Karen here, from Reason Enough and also Haiku! Gesundheit. I've been collecting Worst Mother Points [WMP] for over eight years! When not earning WMPs, I work full-time (although, luckily, quite often from home), play hockey, dream of renovating our kitchen, and live for the day one of my boys, currently aged 81/2 and 61/2, will declare absolutely that I am the Worst Mama Ever.

Mama After Midnight

My all-time worst parenting takes place after 12 AM. I don't function well woken out of sound sleep. My usually censored Mama-language falls to the way-side and the modicum of patience I display during the day is completely lost.

The sound of size 8 feet pound solidly against the creaking wood floors in the wee hours. I open one eye to realize the face of my 4 AND A HALF year old daughter, eyes at half mast.

"Can I sleep here?"

"Are you [censored] kidding me? It is 2 o'clock in the [censored] morning. Get back to bed."

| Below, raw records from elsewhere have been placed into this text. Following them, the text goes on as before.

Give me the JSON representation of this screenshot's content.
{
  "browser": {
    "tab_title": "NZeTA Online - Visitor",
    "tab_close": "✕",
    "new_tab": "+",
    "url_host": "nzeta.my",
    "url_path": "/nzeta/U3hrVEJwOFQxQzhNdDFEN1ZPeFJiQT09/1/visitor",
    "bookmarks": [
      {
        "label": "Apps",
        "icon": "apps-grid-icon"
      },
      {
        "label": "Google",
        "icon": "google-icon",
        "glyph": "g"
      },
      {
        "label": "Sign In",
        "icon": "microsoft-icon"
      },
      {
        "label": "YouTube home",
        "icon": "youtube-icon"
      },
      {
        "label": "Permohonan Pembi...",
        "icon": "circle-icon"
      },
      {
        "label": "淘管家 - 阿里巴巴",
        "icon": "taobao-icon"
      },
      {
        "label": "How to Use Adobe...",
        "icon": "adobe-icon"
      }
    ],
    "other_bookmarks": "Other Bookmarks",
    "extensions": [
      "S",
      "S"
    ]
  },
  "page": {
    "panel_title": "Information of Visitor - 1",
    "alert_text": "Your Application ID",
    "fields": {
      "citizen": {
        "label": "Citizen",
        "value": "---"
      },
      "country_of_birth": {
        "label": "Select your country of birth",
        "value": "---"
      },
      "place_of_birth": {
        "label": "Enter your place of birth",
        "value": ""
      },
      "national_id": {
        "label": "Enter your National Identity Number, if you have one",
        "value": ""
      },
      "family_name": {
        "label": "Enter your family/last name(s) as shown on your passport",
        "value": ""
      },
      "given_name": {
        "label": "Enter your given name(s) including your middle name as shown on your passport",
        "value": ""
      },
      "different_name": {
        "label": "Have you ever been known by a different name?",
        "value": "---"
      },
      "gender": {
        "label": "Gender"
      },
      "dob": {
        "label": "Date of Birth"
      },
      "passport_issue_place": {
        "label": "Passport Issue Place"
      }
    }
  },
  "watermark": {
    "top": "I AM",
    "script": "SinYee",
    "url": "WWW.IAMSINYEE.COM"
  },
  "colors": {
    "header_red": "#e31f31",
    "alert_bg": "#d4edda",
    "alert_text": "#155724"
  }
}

"But Mama..." The excuses cycle through her mind hitting the anticipated reactions in her little head. Bad dream? Tummy ache? Can't stop coughing?

"There isn't anything to discuss." I say. "Just go back to bed."

"Ok, Mama."

And I sit up in bed wondering how 30 pounds of person can possibly make that much noise.

Thursday, July 5, 2007


Hi, I'm Epiphany Alone. I write a personal blog called Abandon Hope, which launched in March 2006. I also contribute to Haiku! Gesundheit. which is written entirely (posts and comments) in haiku, and also to Erotimama which is an erotica site written for and by moms. Besides spending entirely too much time on the Internet, I am a stay-at-home mom to two girls, ages 4 1/2 and 1, own a technology consulting business, and a part-time college student.

I find among my friends off the 'Net, we spend a good amount of time sharing what we deem our less than stellar parenting moments. Sometimes these are funny stories. Sometimes they're not. Parenting is really hard stuff. This space is intended as a community to remind us that despite our insecurities (and what our kids say) we're not, in fact, the Worst Mama Ever.